In the career span of about 20 years, Punjab’s very own folk singer and dancer Pammi Bai has made an identity for himself that is unshaken and respected. So much so, that even when his 12th music album, Meri Jugni, is all set to release.chandigarh Updated: Jan 17, 2014 10:50 IST
In the career span of about 20 years, Punjab’s very own folk singer and dancer Pammi Bai has made an identity for himself that is unshaken and respected. So much so, that even when his 12th music album, Meri Jugni, is all set to release in an era when music and lyrics tend to fall under the scanner of vulgarity, lewd lyrics and misogyny, Pammi Bai stands evidently calm, sporting his eight-track album.
In these two decades, nothing has changed -- neither his folk style, nor the shape of his moustache.
As he keeps twirling the ends of his moustache, his sustained love for colours also strikes us — an orange turban and tie — at the release of his eight-track album, Meri Jugni, in Chandigarh on Thursday.Coming up with an album after a gap of two years, Pammi says, "A solo song came out in 2013, but for the past two years, I had been working solely on this album. Almost a year went into scouting for tracks from various lyricists. The album now has tracks such as Jogan, Arhi, Taur, Jaa Ni, Dil, Koi Na and Putt."
When asked about the title track, Jugni, which has earlier been sung by various other singers, Pammi says, “Jugni is a folk song of Punjab. Artistes from both the Punjabs have their own renditions of it. A lot of them lent a modern touch to it. My version, however, is garnished with my signature folk style.”
So, which singer’s rendition has won his heart over? “Renowned Punjabi singer Gurmeet Bawa’s Jugni remains unmatched. I still remember, long ago, she had to perform the same at Wankhede Stadium.
After her performance, everyone in the audience was left spellbound. I was awestruck to see the response. Then, from Pakistan, Jugni tan Alam Lohar di hi hai. Arif Lohar has sung a modernised version of it,” says he.
Pammi, who believes in keeping himself updated with time, talks about the online response his Jugni is receiving. “I understand that physical sales are deteriorating day by day. Online presence is very important and that’s what I’m focusing on. Listeners are appreciating the tracks on iTunes and we are getting a good number of downloads.”
Pammi also spills the beans on Coke Studio: “They asked me to be a part of it in the previous season, but the negotiation couldn’t come through. But if I get any offers from them now, I’m open to it.”

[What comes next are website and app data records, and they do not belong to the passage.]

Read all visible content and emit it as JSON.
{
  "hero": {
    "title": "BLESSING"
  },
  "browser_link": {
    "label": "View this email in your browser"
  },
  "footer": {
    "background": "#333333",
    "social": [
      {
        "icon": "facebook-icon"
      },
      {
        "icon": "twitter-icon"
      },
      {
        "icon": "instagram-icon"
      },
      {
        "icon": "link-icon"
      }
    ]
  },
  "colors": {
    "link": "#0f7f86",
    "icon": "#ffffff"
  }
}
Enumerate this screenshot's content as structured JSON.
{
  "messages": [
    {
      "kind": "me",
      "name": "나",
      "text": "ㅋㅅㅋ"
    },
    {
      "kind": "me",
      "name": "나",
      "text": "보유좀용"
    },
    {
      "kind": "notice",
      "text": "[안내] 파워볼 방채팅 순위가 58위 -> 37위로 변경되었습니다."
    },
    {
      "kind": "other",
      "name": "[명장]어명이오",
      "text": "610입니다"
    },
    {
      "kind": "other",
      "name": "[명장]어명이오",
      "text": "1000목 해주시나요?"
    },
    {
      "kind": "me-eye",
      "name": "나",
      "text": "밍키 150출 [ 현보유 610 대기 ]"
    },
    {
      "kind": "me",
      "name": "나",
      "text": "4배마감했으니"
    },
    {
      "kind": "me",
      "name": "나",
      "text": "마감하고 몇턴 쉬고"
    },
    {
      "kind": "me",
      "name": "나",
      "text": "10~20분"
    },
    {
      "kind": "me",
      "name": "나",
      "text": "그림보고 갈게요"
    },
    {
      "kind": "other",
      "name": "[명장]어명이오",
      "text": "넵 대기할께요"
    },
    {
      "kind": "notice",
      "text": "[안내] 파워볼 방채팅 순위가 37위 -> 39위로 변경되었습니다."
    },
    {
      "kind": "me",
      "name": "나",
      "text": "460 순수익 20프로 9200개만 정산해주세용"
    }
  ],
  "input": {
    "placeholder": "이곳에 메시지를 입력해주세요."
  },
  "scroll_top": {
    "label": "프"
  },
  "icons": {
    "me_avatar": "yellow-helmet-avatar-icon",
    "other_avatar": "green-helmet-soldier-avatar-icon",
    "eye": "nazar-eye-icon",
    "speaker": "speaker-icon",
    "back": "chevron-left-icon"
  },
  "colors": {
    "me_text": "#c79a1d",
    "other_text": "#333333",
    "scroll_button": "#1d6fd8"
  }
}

With the fellowship that he has received from Punjabi University, Patiala, next on his cards are projects involving folk instruments. He says, “Currently, I’m working on compiling information about folk instruments of Punjab, which will come out in the form of three versions of books.”